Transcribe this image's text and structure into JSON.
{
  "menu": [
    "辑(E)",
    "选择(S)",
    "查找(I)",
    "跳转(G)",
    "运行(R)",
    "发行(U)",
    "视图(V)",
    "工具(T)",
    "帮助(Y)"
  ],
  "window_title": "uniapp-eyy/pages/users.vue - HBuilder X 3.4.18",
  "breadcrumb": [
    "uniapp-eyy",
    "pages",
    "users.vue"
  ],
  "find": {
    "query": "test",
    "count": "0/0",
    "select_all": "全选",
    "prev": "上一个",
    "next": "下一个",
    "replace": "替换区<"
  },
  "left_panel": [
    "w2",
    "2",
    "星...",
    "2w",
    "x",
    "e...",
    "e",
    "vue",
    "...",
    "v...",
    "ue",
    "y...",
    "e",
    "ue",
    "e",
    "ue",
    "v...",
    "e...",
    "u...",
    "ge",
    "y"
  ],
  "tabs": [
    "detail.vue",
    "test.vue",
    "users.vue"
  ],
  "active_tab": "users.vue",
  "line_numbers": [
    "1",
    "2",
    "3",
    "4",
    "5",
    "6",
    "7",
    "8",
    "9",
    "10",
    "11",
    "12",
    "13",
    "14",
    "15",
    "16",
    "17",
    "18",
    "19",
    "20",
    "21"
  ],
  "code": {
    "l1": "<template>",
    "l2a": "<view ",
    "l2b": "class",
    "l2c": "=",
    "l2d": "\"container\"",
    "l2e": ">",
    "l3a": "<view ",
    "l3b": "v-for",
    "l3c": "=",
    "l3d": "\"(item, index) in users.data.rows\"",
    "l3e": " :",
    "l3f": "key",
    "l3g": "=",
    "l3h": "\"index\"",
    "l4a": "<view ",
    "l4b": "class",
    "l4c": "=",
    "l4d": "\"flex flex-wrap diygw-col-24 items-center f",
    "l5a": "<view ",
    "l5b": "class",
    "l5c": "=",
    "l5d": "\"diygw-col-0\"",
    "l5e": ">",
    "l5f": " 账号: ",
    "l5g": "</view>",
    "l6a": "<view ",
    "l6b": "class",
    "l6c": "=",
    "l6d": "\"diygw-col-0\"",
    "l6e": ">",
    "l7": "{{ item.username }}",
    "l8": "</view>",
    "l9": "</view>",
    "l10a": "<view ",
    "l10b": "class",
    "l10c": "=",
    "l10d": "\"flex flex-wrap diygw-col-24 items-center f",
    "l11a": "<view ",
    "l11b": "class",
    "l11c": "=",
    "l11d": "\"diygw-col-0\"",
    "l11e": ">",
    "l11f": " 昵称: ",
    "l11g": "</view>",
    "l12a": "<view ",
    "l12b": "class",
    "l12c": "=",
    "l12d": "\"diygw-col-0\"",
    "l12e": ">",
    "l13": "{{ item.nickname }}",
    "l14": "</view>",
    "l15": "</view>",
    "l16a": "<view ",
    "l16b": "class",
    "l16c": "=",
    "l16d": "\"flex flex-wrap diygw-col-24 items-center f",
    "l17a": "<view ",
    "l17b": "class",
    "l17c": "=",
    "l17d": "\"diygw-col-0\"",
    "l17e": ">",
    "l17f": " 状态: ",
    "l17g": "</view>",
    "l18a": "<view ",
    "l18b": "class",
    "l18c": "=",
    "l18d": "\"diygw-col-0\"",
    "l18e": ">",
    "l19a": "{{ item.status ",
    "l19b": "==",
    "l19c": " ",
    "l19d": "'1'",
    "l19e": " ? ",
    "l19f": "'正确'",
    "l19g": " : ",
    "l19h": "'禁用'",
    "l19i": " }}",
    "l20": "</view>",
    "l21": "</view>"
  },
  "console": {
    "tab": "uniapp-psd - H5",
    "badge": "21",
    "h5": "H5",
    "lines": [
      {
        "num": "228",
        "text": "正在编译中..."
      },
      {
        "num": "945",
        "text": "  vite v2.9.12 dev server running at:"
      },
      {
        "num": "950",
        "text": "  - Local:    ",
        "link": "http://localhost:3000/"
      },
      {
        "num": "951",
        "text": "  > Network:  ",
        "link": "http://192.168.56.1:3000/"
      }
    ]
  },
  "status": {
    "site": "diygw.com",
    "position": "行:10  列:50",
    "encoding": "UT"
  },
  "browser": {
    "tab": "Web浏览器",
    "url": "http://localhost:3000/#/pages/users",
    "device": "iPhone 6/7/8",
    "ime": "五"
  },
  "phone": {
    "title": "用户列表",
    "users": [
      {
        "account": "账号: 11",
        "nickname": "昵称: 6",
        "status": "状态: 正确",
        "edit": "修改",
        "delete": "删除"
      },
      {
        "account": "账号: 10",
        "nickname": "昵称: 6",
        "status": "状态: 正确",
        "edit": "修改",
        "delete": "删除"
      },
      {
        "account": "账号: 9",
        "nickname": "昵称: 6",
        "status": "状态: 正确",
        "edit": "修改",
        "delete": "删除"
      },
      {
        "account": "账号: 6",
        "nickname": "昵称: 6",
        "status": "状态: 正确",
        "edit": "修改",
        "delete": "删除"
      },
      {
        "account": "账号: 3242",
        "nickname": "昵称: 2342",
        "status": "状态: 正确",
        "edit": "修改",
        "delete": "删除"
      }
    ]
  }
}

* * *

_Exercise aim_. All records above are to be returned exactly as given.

_Exercise result_.
Transcribe this image's text and structure into JSON.
{
  "menu": [
    "辑(E)",
    "选择(S)",
    "查找(I)",
    "跳转(G)",
    "运行(R)",
    "发行(U)",
    "视图(V)",
    "工具(T)",
    "帮助(Y)"
  ],
  "window_title": "uniapp-eyy/pages/users.vue - HBuilder X 3.4.18",
  "breadcrumb": [
    "uniapp-eyy",
    "pages",
    "users.vue"
  ],
  "find": {
    "query": "test",
    "count": "0/0",
    "select_all": "全选",
    "prev": "上一个",
    "next": "下一个",
    "replace": "替换区<"
  },
  "left_panel": [
    "w2",
    "2",
    "星...",
    "2w",
    "x",
    "e...",
    "e",
    "vue",
    "...",
    "v...",
    "ue",
    "y...",
    "e",
    "ue",
    "e",
    "ue",
    "v...",
    "e...",
    "u...",
    "ge",
    "y"
  ],
  "tabs": [
    "detail.vue",
    "test.vue",
    "users.vue"
  ],
  "active_tab": "users.vue",
  "line_numbers": [
    "1",
    "2",
    "3",
    "4",
    "5",
    "6",
    "7",
    "8",
    "9",
    "10",
    "11",
    "12",
    "13",
    "14",
    "15",
    "16",
    "17",
    "18",
    "19",
    "20",
    "21"
  ],
  "code": {
    "l1": "<template>",
    "l2a": "<view ",
    "l2b": "class",
    "l2c": "=",
    "l2d": "\"container\"",
    "l2e": ">",
    "l3a": "<view ",
    "l3b": "v-for",
    "l3c": "=",
    "l3d": "\"(item, index) in users.data.rows\"",
    "l3e": " :",
    "l3f": "key",
    "l3g": "=",
    "l3h": "\"index\"",
    "l4a": "<view ",
    "l4b": "class",
    "l4c": "=",
    "l4d": "\"flex flex-wrap diygw-col-24 items-center f",
    "l5a": "<view ",
    "l5b": "class",
    "l5c": "=",
    "l5d": "\"diygw-col-0\"",
    "l5e": ">",
    "l5f": " 账号: ",
    "l5g": "</view>",
    "l6a": "<view ",
    "l6b": "class",
    "l6c": "=",
    "l6d": "\"diygw-col-0\"",
    "l6e": ">",
    "l7": "{{ item.username }}",
    "l8": "</view>",
    "l9": "</view>",
    "l10a": "<view ",
    "l10b": "class",
    "l10c": "=",
    "l10d": "\"flex flex-wrap diygw-col-24 items-center f",
    "l11a": "<view ",
    "l11b": "class",
    "l11c": "=",
    "l11d": "\"diygw-col-0\"",
    "l11e": ">",
    "l11f": " 昵称: ",
    "l11g": "</view>",
    "l12a": "<view ",
    "l12b": "class",
    "l12c": "=",
    "l12d": "\"diygw-col-0\"",
    "l12e": ">",
    "l13": "{{ item.nickname }}",
    "l14": "</view>",
    "l15": "</view>",
    "l16a": "<view ",
    "l16b": "class",
    "l16c": "=",
    "l16d": "\"flex flex-wrap diygw-col-24 items-center f",
    "l17a": "<view ",
    "l17b": "class",
    "l17c": "=",
    "l17d": "\"diygw-col-0\"",
    "l17e": ">",
    "l17f": " 状态: ",
    "l17g": "</view>",
    "l18a": "<view ",
    "l18b": "class",
    "l18c": "=",
    "l18d": "\"diygw-col-0\"",
    "l18e": ">",
    "l19a": "{{ item.status ",
    "l19b": "==",
    "l19c": " ",
    "l19d": "'1'",
    "l19e": " ? ",
    "l19f": "'正确'",
    "l19g": " : ",
    "l19h": "'禁用'",
    "l19i": " }}",
    "l20": "</view>",
    "l21": "</view>"
  },
  "console": {
    "tab": "uniapp-psd - H5",
    "badge": "21",
    "h5": "H5",
    "lines": [
      {
        "num": "228",
        "text": "正在编译中..."
      },
      {
        "num": "945",
        "text": "  vite v2.9.12 dev server running at:"
      },
      {
        "num": "950",
        "text": "  - Local:    ",
        "link": "http://localhost:3000/"
      },
      {
        "num": "951",
        "text": "  > Network:  ",
        "link": "http://192.168.56.1:3000/"
      }
    ]
  },
  "status": {
    "site": "diygw.com",
    "position": "行:10  列:50",
    "encoding": "UT"
  },
  "browser": {
    "tab": "Web浏览器",
    "url": "http://localhost:3000/#/pages/users",
    "device": "iPhone 6/7/8",
    "ime": "五"
  },
  "phone": {
    "title": "用户列表",
    "users": [
      {
        "account": "账号: 11",
        "nickname": "昵称: 6",
        "status": "状态: 正确",
        "edit": "修改",
        "delete": "删除"
      },
      {
        "account": "账号: 10",
        "nickname": "昵称: 6",
        "status": "状态: 正确",
        "edit": "修改",
        "delete": "删除"
      },
      {
        "account": "账号: 9",
        "nickname": "昵称: 6",
        "status": "状态: 正确",
        "edit": "修改",
        "delete": "删除"
      },
      {
        "account": "账号: 6",
        "nickname": "昵称: 6",
        "status": "状态: 正确",
        "edit": "修改",
        "delete": "删除"
      },
      {
        "account": "账号: 3242",
        "nickname": "昵称: 2342",
        "status": "状态: 正确",
        "edit": "修改",
        "delete": "删除"
      }
    ]
  }
}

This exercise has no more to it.